Finding the BEST match for your future is as easy as…
Find a career that’s
compatible with you.
Make sure it meets
Confirm there will be jobs in the future.
“College is a really expensive career exploration plan.”
~Deb Shanafelt, CTE Director, Clover Park School District
Use the FREE resources below
(or check with your school or community service organization advisor, counselor or specialist to get a login for the select resources in the left menu bar.)
What career matches my interests, skills, and values?
You can save time and money and increase your chances of finding a career that you love and in which you can excel. There are many great tools to find careers that fit your interests, skills, and values.
Take an assessment survey.
You can often take these with your school career counselor or career services office. It is often helpful to go over the results with an advisor to get the most out of the information. Or you can access a free one from one of these sites:
Browse by career cluster/path or skill.
Maybe you don’t know exactly what you want to do, but you have it narrowed down by industry or particular characteristic. For example, “I want to work in Health Care,” or “I definitely want my career to involve building things.”
working with animals
protecting the environment
performing for people
working with people
planning and organizing
teaching people things
working with numbers
making and keeping rules
helping people be healthy
working with computers
caring for people
knowing how things work
studying the legal system
planes, trains, and automobiles

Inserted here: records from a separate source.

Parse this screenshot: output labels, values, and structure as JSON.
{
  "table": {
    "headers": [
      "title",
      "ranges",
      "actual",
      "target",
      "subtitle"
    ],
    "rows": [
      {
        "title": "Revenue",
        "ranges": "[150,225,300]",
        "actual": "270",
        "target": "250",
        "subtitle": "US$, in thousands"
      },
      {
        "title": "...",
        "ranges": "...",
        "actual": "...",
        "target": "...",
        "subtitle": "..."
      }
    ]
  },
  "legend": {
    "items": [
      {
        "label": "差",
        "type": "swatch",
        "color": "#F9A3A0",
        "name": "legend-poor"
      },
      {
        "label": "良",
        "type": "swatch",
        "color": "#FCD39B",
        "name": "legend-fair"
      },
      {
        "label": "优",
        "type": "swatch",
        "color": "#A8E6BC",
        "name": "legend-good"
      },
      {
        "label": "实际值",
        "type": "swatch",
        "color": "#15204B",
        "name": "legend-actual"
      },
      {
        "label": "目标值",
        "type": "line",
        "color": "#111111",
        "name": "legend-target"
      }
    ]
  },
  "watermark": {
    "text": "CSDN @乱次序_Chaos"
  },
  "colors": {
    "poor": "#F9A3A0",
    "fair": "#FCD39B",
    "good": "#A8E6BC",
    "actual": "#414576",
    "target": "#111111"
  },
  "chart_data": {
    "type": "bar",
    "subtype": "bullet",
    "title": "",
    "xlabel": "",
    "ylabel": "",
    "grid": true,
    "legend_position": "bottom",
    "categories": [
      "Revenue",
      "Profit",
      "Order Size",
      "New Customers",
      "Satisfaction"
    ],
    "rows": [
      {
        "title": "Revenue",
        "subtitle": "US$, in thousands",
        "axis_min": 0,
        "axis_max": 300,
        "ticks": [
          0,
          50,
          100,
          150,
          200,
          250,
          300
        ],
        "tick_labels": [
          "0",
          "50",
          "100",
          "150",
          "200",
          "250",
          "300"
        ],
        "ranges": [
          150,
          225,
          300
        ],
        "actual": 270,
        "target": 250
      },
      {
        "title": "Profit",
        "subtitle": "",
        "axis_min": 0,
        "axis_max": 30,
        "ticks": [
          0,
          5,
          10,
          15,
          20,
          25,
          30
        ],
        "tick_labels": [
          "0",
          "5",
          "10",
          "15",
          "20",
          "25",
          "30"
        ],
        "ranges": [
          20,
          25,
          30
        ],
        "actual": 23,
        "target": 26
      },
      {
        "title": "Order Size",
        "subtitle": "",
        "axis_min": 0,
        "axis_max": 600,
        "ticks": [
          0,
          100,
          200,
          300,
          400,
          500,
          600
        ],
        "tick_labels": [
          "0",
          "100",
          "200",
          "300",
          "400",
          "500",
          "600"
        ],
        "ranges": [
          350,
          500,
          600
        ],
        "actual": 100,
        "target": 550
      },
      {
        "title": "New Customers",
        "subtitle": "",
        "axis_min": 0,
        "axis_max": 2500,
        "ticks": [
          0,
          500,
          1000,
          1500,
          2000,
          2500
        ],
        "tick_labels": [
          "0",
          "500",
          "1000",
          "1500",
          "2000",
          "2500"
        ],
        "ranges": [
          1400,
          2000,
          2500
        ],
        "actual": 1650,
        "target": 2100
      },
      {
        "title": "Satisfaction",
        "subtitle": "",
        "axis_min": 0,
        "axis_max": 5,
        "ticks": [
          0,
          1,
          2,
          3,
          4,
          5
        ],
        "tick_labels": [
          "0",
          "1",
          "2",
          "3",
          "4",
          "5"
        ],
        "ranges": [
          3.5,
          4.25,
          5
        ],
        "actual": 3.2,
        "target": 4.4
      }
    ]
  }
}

helping people have fun
working with your hands
Try before you buy!
Sometimes it’s hard to know what a job or career looks and feels like until you see it up close. You can gain valuable experience and check compatibility in the field that you want to work in the following ways:
Information Interviews are a great source for gathering information about a job or career field in which you are currently interested. You can request an informational interview with someone who does what you want to do – you ask the questions. The purpose is to obtain information, not to get a job.
Think you’d like to be a veterinarian? –> Volunteer at the animal shelter or a vet clinic.
Think you’d like to be a teacher? –> Volunteer in a classroom or at an after-school program for kids
58% of people get their jobs from Networking – it really is about who you know and who knows you!
You might not be looking for a job right now, but it’s a great idea to treat any of these experiences
like a job interview and make a good impression should you choose to pursue a career in the field.
What career fits my personal needs?
There are some really good questions that you can ask to help you determine if a career or job is a good fit for you. Here are some questions to get you started:
Link coming soon!
As we go through life our family can change and grow. Marriage and number of children can impact how much money we need. Make sure the job/career you are looking at has room for income growth that will meet these needs.
Use the self-sufficiency calculator and enter possible numbers for the family you plan to have.
There are other things besides money that you might want to think about. Here is a starter list to get your mind thinking about other ways a job/career might impact your lifestyle.
- Does this job involve a lot of travel?
- What are the hours I’d like to work? Nights? Weekends? Flexible? Fixed?
- Do I need/want a job that can flex from full-time to part-time and back based on my family needs?
- Do I want to work from home?
- Do I like to work independently or in groups?
- Do I need to be active?
- What else is important to you?